First things first: a beneficiary in a will has no rights before the creator of the will has died. The will’s writer could spend all of their assets on stuffed animals and leave their estate bankrupt, and the beneficiary has no recourse.
However, once the will’s creator dies, the beneficiary has a right to ownership of the assets indicated in the deceased’s will. That doesn’t mean that the executor is required to transfer money into your bank account the next day, though — the right to the assets is limited by the requirements of the probate process.
Specifically, beneficiaries have the right to have their assets handled by the executor in good faith, to obtain relevant information about the estate from the executor, to receive their assets in a timely manner, and to petition for removal of the executor in certain situations.
Let’s dig into what these rights mean for you.
Right to the executor’s fiduciary duty
Fiduciary duty is simply a formal way of saying that an executor must handle the assets of the estate with care and in good faith.

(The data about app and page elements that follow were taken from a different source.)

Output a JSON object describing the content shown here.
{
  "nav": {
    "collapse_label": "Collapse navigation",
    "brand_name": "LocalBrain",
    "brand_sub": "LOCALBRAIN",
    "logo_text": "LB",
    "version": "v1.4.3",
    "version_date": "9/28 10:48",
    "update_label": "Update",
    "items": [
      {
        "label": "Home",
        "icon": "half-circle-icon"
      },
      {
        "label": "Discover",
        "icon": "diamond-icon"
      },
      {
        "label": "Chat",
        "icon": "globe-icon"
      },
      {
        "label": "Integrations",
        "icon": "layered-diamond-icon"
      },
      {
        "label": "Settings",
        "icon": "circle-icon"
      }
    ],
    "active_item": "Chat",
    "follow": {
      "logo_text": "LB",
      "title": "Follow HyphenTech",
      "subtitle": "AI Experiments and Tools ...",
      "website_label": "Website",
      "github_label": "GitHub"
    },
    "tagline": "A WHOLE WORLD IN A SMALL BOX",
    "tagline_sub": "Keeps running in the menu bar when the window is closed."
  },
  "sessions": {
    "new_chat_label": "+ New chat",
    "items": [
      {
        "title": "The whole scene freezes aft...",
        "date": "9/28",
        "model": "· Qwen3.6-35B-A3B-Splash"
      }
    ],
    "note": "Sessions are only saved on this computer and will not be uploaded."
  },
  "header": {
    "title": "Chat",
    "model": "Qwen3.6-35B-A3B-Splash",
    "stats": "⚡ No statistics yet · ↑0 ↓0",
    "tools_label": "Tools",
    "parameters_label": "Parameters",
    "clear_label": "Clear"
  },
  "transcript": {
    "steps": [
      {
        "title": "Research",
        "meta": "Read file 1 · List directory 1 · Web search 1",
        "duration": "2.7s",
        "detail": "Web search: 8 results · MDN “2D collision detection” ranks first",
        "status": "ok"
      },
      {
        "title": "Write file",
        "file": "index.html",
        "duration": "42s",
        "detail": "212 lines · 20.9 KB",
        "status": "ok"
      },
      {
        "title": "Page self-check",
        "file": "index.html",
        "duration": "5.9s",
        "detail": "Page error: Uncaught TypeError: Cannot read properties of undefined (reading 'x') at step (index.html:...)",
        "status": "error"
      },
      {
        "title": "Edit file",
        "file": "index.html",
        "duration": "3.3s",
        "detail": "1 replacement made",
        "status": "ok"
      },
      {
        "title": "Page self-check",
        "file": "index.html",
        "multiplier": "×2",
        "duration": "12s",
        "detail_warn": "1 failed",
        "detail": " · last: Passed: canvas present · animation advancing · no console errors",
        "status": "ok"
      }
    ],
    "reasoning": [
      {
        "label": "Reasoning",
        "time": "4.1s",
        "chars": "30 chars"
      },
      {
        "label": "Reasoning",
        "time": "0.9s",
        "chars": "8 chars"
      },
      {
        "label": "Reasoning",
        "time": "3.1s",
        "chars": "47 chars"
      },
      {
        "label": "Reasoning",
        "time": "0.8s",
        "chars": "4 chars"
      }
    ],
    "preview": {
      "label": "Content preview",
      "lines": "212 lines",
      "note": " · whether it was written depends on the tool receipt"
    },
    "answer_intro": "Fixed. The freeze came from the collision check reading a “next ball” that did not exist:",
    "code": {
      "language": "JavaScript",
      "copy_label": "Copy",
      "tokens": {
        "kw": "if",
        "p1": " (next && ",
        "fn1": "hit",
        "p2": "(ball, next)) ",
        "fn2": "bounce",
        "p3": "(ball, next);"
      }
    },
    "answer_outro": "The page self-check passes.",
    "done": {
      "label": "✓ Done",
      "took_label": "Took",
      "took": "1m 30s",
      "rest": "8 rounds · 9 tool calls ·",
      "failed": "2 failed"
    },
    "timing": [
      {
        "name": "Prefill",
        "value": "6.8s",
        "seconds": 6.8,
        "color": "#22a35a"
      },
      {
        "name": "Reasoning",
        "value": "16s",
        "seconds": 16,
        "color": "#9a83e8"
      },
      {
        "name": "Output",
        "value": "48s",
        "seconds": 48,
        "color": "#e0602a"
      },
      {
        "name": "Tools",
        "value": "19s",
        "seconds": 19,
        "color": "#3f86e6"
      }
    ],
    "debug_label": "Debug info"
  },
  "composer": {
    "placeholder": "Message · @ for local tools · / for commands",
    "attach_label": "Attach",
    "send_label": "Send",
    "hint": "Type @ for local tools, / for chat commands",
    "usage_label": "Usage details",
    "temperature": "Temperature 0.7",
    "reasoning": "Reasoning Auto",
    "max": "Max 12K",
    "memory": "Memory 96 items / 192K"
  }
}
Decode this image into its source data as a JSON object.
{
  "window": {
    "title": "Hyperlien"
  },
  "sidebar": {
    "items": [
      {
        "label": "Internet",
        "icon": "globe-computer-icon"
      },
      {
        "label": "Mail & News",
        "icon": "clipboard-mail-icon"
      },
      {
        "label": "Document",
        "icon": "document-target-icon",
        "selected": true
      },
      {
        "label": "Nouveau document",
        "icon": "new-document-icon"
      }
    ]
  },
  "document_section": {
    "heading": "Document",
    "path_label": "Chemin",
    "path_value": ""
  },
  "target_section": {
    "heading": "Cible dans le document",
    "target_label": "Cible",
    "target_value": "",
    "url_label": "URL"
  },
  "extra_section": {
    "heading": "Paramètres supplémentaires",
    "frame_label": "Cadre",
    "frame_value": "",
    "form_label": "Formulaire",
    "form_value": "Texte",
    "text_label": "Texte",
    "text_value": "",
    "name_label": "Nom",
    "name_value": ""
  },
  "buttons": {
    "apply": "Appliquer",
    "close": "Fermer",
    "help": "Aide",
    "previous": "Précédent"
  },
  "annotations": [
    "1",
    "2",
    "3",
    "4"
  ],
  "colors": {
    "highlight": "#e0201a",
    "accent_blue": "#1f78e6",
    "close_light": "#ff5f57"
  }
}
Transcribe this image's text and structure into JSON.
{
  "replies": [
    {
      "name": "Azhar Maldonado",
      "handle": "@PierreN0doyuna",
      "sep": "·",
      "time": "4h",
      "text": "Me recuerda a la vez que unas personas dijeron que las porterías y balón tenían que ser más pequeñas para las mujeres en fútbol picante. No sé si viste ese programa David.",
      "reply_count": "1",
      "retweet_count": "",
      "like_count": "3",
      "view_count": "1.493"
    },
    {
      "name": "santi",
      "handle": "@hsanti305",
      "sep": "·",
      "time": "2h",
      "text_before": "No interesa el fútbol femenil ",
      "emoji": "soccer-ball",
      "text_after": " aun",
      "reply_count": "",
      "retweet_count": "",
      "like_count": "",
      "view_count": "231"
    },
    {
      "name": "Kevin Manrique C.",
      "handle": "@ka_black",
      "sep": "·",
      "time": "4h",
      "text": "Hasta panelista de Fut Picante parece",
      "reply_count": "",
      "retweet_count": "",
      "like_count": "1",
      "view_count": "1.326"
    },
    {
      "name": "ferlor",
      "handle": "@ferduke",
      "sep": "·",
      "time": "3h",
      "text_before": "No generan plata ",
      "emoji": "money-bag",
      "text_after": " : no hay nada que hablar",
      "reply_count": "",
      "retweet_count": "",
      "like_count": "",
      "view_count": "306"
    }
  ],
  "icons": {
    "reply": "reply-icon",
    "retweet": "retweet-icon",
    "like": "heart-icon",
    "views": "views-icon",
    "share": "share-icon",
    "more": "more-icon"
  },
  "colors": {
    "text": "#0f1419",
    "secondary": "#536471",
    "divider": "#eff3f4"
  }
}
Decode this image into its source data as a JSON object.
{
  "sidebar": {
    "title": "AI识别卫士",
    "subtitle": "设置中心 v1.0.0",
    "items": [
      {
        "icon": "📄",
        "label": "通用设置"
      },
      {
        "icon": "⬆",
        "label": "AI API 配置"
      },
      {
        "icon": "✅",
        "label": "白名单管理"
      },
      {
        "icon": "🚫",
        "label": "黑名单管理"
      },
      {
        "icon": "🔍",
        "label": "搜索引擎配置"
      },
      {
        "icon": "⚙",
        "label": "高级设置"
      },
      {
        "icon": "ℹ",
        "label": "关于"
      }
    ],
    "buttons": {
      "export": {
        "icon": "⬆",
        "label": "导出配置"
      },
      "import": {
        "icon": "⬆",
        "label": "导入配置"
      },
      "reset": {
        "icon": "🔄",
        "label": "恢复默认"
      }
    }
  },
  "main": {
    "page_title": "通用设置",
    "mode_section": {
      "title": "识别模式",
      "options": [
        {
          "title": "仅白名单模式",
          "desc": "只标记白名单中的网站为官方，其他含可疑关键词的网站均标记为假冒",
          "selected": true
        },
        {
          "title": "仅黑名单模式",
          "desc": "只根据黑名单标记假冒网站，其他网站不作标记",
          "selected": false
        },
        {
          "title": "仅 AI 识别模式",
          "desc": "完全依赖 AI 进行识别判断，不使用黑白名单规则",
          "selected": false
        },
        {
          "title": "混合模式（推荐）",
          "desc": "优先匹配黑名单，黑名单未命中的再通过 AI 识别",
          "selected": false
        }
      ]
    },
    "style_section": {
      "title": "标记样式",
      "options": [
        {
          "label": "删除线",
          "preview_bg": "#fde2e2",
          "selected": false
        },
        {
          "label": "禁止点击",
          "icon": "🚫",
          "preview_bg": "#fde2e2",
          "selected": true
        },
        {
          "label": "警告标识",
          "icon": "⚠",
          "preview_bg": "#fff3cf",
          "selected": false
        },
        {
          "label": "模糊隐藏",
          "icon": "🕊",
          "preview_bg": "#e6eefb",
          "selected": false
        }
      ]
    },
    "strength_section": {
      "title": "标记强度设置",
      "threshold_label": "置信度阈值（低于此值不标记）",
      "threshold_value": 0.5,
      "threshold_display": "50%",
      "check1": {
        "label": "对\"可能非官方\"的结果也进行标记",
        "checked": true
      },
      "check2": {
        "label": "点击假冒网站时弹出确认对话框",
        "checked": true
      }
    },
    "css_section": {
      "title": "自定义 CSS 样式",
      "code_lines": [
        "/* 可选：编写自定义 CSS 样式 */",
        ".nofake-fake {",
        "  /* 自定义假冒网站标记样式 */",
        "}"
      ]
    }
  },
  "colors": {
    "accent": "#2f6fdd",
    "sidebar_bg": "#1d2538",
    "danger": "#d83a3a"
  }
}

The executor may not favor themselves or any particular beneficiaries over other beneficiaries or the directions in the will.
Because the executor has a fiduciary duty to the estate as a whole and not just to you as an individual beneficiary, estate expenses (like debts, taxes and the cost of the funeral) must be handled before any assets are distributed to beneficiaries.
Right to certain information
As a beneficiary, you have the right to demand information from the executor during the probate process. You can request to know:
- What assets the estate holds
- How much debt the estate must pay
- Which assets are being used to pay that debt
You can also request general ongoing reports about the activities of the executor with relation to the management of the estate. Executors are required to maintain accurate records throughout the probate process.
Right to timely distribution of assets
You have a right to timely distribution of the assets, but as we mentioned above, the executor is responsible for ensuring that all debts and expenses of the estate are handled before distributing any assets to heirs.
Depending on the complexity of the estate and the efficiency of the probate court, a timely distribution could take anywhere from a few months to a year or more. And if handling the debts and expenses of the estate leaves the estate without any funds, the beneficiaries don’t receive a distribution.
Right to petition for removal of executor
Conflicts between executors and beneficiaries are not uncommon. Combine family, death, and money can get a little tricky. But sometimes issues go beyond the usual disagreements — like when an executor has stolen assets from the estate.
Either the deceased’s will or the probate code for your state (or both) will designate instances in which it is reasonable for a probate court to remove an executor. If you believe removal is necessary, you have the right to petition the probate court to have the executor removed and a new executor appointed.
Don’t hesitate to schedule a free consultation with one of our expert team members if you still have questions.